The Notion of a Talanoa Dialogue Seems to Have Already Been Embraced – Pre-COP Closing

We bring to a close the Pre-COP for COP23 having already achieved a great deal of progress in advancing our collective agenda. And I’m sure you’ll all agree that we are going to Bonn in just under three weeks time in the best possible position to make COP23 itself a success.

It’s always tempting at these gatherings to declare a success on the basis of what happens in the room. But we must aim higher than this. We must make a genuine connection between what has happened in this room and the lives of the people we represent. Only then can we claim real success.

I want to say how gratified and pleased I am as incoming COP president at the overwhelmingly positive comments I have received from so many of you about this Pre-COP. As I understand it, it has been very different from previous gatherings of this kind. It is different because more people are here – more nations and more members from the wider Grand Coalition. It is different because we added the Partnership Days to give practical meaning to our vision of a Grand Coalition. And it is different because of where we are – in the heart of one of the most vulnerable regions on earth.

It is also different because of the site visits we are organising to give you a first-hand experience of the day-to-day challenges our people are facing because of climate change. We needed you to come here to see it and feel it for yourselves. And I am sure that many of you will leave with a much better understanding of what is at stake.

I’m also hoping that the winners of our Pacific photographic competition whose images will go up on our COP website today, will also draw global attention to the urgency of tackling what we face. And I urge you all to log on to “cop23.com.fj” to see some compelling images.

Excellencies, Ladies and Gentlemen, so while this is a warm-up for Bonn, it turns out that we have done much more together to bring to life the commitments made in Paris two years ago. Bringing the Pre-COP to Fiji and widening its scope has also had a very beneficial impact on the understanding of Fijians and Pacific Islanders generally about this process and its relevance to their lives.

I wondered whether COP would really fire the imaginations of my own people. Whether this would be seen as just another conference in Fiji in a great location that had little relevance to ordinary people. But one of the best things about the Fijian presidency in my mind so far is that we are already making a difference at home. Imaginations have been fired. We are bringing the Paris Agreement to Fiji and the Pacific.

Yesterday, it was brought home to me just how much we are already doing to transform the lives of ordinary people. We announced the Fiji Rural Electrification Fund backed by the Leonardo DiCaprio Foundation that will bring the latest clean power technologies to communities that have either had no power or only two or three hours a day of diesel generated power. What a wonderful advance this promises to so many of our people.
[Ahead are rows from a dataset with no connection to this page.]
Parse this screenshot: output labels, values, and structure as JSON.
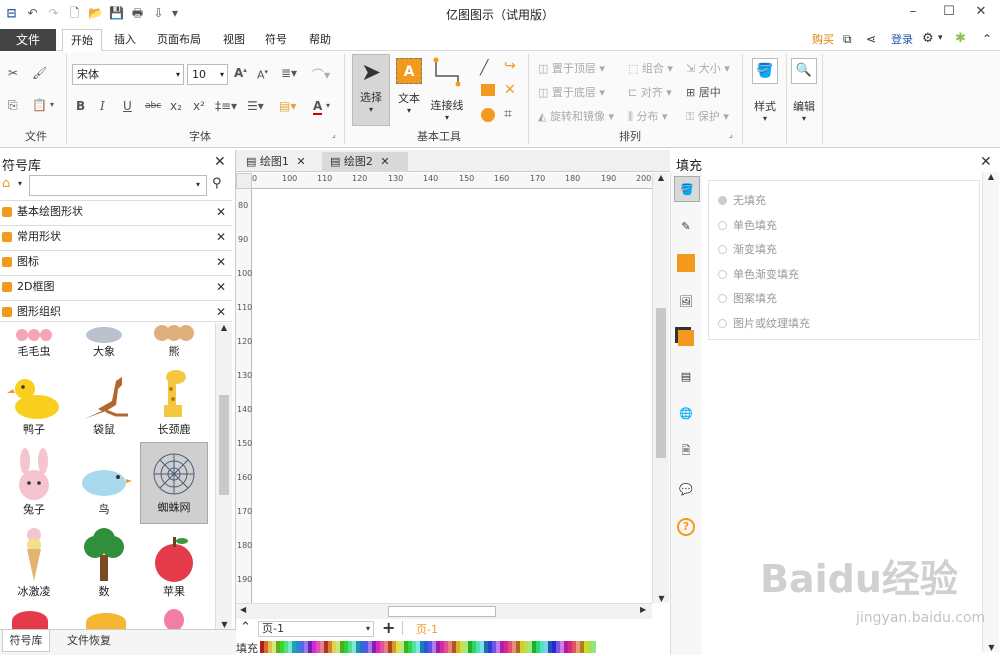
{
  "app": {
    "title": "亿图图示（试用版）"
  },
  "menu": {
    "file": "文件",
    "tabs": [
      "开始",
      "插入",
      "页面布局",
      "视图",
      "符号",
      "帮助"
    ],
    "buy": "购买",
    "login": "登录"
  },
  "ribbon": {
    "font_name": "宋体",
    "font_size": "10",
    "groups": {
      "file": "文件",
      "font": "字体",
      "basic_tools": "基本工具",
      "arrange": "排列"
    },
    "tools": {
      "select": "选择",
      "text": "文本",
      "connector": "连接线"
    },
    "arrange": {
      "bring_top": "置于顶层",
      "send_bottom": "置于底层",
      "rotate": "旋转和镜像",
      "group": "组合",
      "align": "对齐",
      "distribute": "分布",
      "size": "大小",
      "center": "居中",
      "protect": "保护"
    },
    "style": "样式",
    "edit": "编辑"
  },
  "library": {
    "title": "符号库",
    "search_value": "",
    "items": [
      "基本绘图形状",
      "常用形状",
      "图标",
      "2D框图",
      "图形组织"
    ]
  },
  "symbols": {
    "row0": [
      "毛毛虫",
      "大象",
      "熊"
    ],
    "row1": [
      "鸭子",
      "袋鼠",
      "长颈鹿"
    ],
    "row2": [
      "兔子",
      "鸟",
      "蜘蛛网"
    ],
    "row3": [
      "冰激凌",
      "数",
      "苹果"
    ]
  },
  "bottom_tabs": {
    "symbols": "符号库",
    "recovery": "文件恢复"
  },
  "doc_tabs": [
    "绘图1",
    "绘图2"
  ],
  "ruler": {
    "h": [
      "0",
      "100",
      "110",
      "120",
      "130",
      "140",
      "150",
      "160",
      "170",
      "180",
      "190",
      "200"
    ],
    "v": [
      "80",
      "90",
      "100",
      "110",
      "120",
      "130",
      "140",
      "150",
      "160",
      "170",
      "180",
      "190"
    ]
  },
  "page": {
    "name": "页-1",
    "current": "页-1"
  },
  "fill_footer": "填充",
  "fill": {
    "title": "填充",
    "options": [
      "无填充",
      "单色填充",
      "渐变填充",
      "单色渐变填充",
      "图案填充",
      "图片或纹理填充"
    ]
  },
  "colors": {
    "accent": "#f39a1e",
    "filetab": "#444444"
  },
  "watermark": {
    "brand": "Baidu经验",
    "url": "jingyan.baidu.com"
  }
}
Yesterday also reminded me of the absolute importance of our Grand Coalition in getting things done. At the signing ceremony, the turaga ni koro – the head man of the first village to benefit; my Attorney General and Minister Responsible for Climate Change; the representative of a Californian foundation set up by a movie star and renowned climate advocate; a Fijian private sector developer of solar energy; our own Fijian Electricity Authority; a local community based NGO; and me. All of us totally committed to connecting your work in the negotiations with tangible benefits in the real world.
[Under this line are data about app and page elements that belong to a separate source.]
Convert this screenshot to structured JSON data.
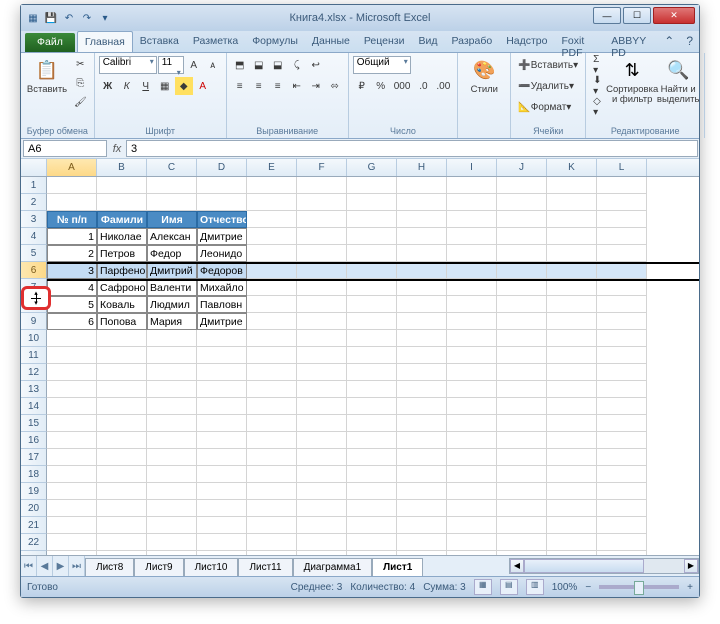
{
  "window": {
    "title": "Книга4.xlsx - Microsoft Excel"
  },
  "qat": {
    "save": "💾",
    "undo": "↶",
    "redo": "↷"
  },
  "tabs": {
    "file": "Файл",
    "home": "Главная",
    "insert": "Вставка",
    "layout": "Разметка",
    "formulas": "Формулы",
    "data": "Данные",
    "review": "Рецензи",
    "view": "Вид",
    "dev": "Разрабо",
    "addins": "Надстро",
    "foxit": "Foxit PDF",
    "abbyy": "ABBYY PD"
  },
  "ribbon": {
    "paste": "Вставить",
    "clipboard": "Буфер обмена",
    "font": "Calibri",
    "size": "11",
    "font_group": "Шрифт",
    "align_group": "Выравнивание",
    "numfmt": "Общий",
    "num_group": "Число",
    "styles": "Стили",
    "insert": "Вставить",
    "delete": "Удалить",
    "format": "Формат",
    "cells_group": "Ячейки",
    "sort": "Сортировка и фильтр",
    "find": "Найти и выделить",
    "edit_group": "Редактирование"
  },
  "namebox": "A6",
  "formula": "3",
  "columns": [
    "A",
    "B",
    "C",
    "D",
    "E",
    "F",
    "G",
    "H",
    "I",
    "J",
    "K",
    "L"
  ],
  "headers": {
    "a": "№ п/п",
    "b": "Фамили",
    "c": "Имя",
    "d": "Отчество"
  },
  "rows": [
    {
      "n": "1",
      "a": "1",
      "b": "Николае",
      "c": "Алексан",
      "d": "Дмитрие"
    },
    {
      "n": "2",
      "a": "2",
      "b": "Петров",
      "c": "Федор",
      "d": "Леонидо"
    },
    {
      "n": "3",
      "a": "3",
      "b": "Парфено",
      "c": "Дмитрий",
      "d": "Федоров"
    },
    {
      "n": "4",
      "a": "4",
      "b": "Сафроно",
      "c": "Валенти",
      "d": "Михайло"
    },
    {
      "n": "5",
      "a": "5",
      "b": "Коваль",
      "c": "Людмил",
      "d": "Павловн"
    },
    {
      "n": "6",
      "a": "6",
      "b": "Попова",
      "c": "Мария",
      "d": "Дмитрие"
    }
  ],
  "sheets": {
    "s1": "Лист8",
    "s2": "Лист9",
    "s3": "Лист10",
    "s4": "Лист11",
    "s5": "Диаграмма1",
    "s6": "Лист1"
  },
  "status": {
    "ready": "Готово",
    "avg": "Среднее: 3",
    "count": "Количество: 4",
    "sum": "Сумма: 3",
    "zoom": "100%"
  }
}
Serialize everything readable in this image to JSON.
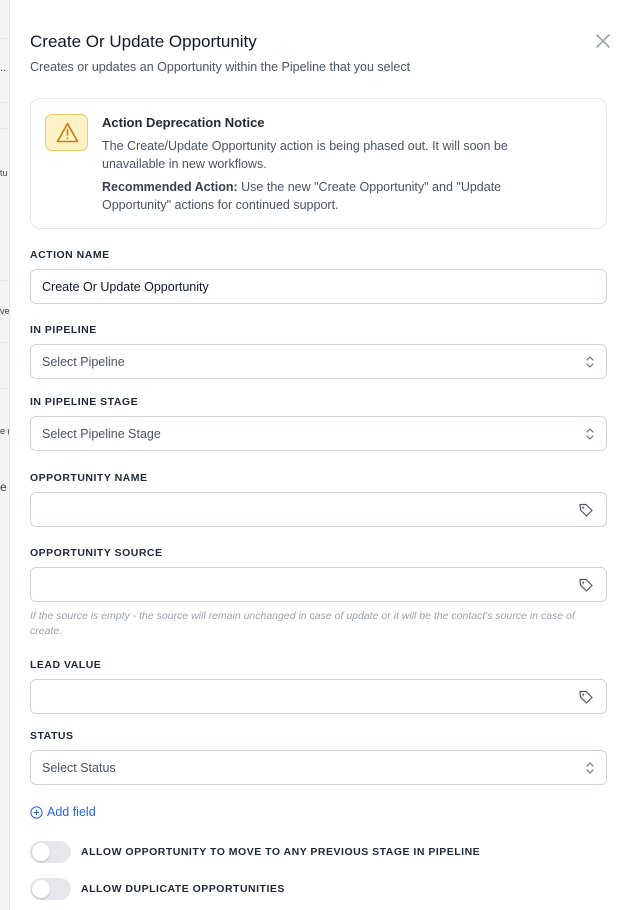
{
  "background": {
    "fragments": [
      "..",
      "tu",
      "ve",
      "e (",
      "e"
    ]
  },
  "header": {
    "title": "Create Or Update Opportunity",
    "subtitle": "Creates or updates an Opportunity within the Pipeline that you select",
    "close_icon": "close-icon"
  },
  "notice": {
    "icon": "warning-triangle-icon",
    "title": "Action Deprecation Notice",
    "body": "The Create/Update Opportunity action is being phased out. It will soon be unavailable in new workflows.",
    "rec_label": "Recommended Action:",
    "rec_text": " Use the new \"Create Opportunity\" and \"Update Opportunity\" actions for continued support.",
    "accent": "#f59e0b"
  },
  "form": {
    "action_name": {
      "label": "ACTION NAME",
      "value": "Create Or Update Opportunity"
    },
    "pipeline": {
      "label": "IN PIPELINE",
      "placeholder": "Select Pipeline"
    },
    "pipeline_stage": {
      "label": "IN PIPELINE STAGE",
      "placeholder": "Select Pipeline Stage"
    },
    "opportunity_name": {
      "label": "OPPORTUNITY NAME",
      "value": ""
    },
    "opportunity_source": {
      "label": "OPPORTUNITY SOURCE",
      "value": "",
      "hint": "If the source is empty - the source will remain unchanged in case of update or it will be the contact's source in case of create."
    },
    "lead_value": {
      "label": "LEAD VALUE",
      "value": ""
    },
    "status": {
      "label": "STATUS",
      "placeholder": "Select Status"
    },
    "add_field": "Add field",
    "toggles": [
      {
        "label": "ALLOW OPPORTUNITY TO MOVE TO ANY PREVIOUS STAGE IN PIPELINE",
        "on": false
      },
      {
        "label": "ALLOW DUPLICATE OPPORTUNITIES",
        "on": false
      }
    ]
  },
  "colors": {
    "link": "#2563eb",
    "warning_bg": "#fef3c7"
  }
}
After we leave here, I will be launching another Green finance initiative – our own sovereign Green Bond – the first in any emerging economy and only the third in the world.

Excellencies, Ladies and Gentlemen, that is what has fired the imaginations of our own people about what is possible. And let us all endeavour to replicate that model of partnership throughout the world. I called at the start of the Pre-COP for everyone to do good work. And I’m very pleased to be told that good work has been done.

I want to thank all those who have made this event so special. The UN Deputy Secretary General, The Executive Secretary of the UNFCCC, the President of COP22, the future President of COP24, heads of state and government, ministers, heads of delegation, representatives of governments at all levels, civil society and the private sector – our partners in the Grand Coalition.

I also want to thank my Special Envoy for States and Regions, the members of my excellent team – my Chief Negotiator, my Climate Champion, my Climate Ambassador. And I want to make special mention of the Head of the COP Secretariat and his hard-working team. Plus every single individual who has contributed to both the substance and the organisation that has made this gathering a success. Vinaka vakalevu.

To all of you in the room: We have heard you and we very much appreciate the trust you have put in us to advance the negotiations in Bonn, as well as carry forward the Talanoa Dialogue throughout next year. As I said yesterday, the notion of a Talanoa Dialogue seems to have already been embraced. So let us go to Bonn with that spirit. And let’s get this job done.

Vinaka vakalevu. Thank you.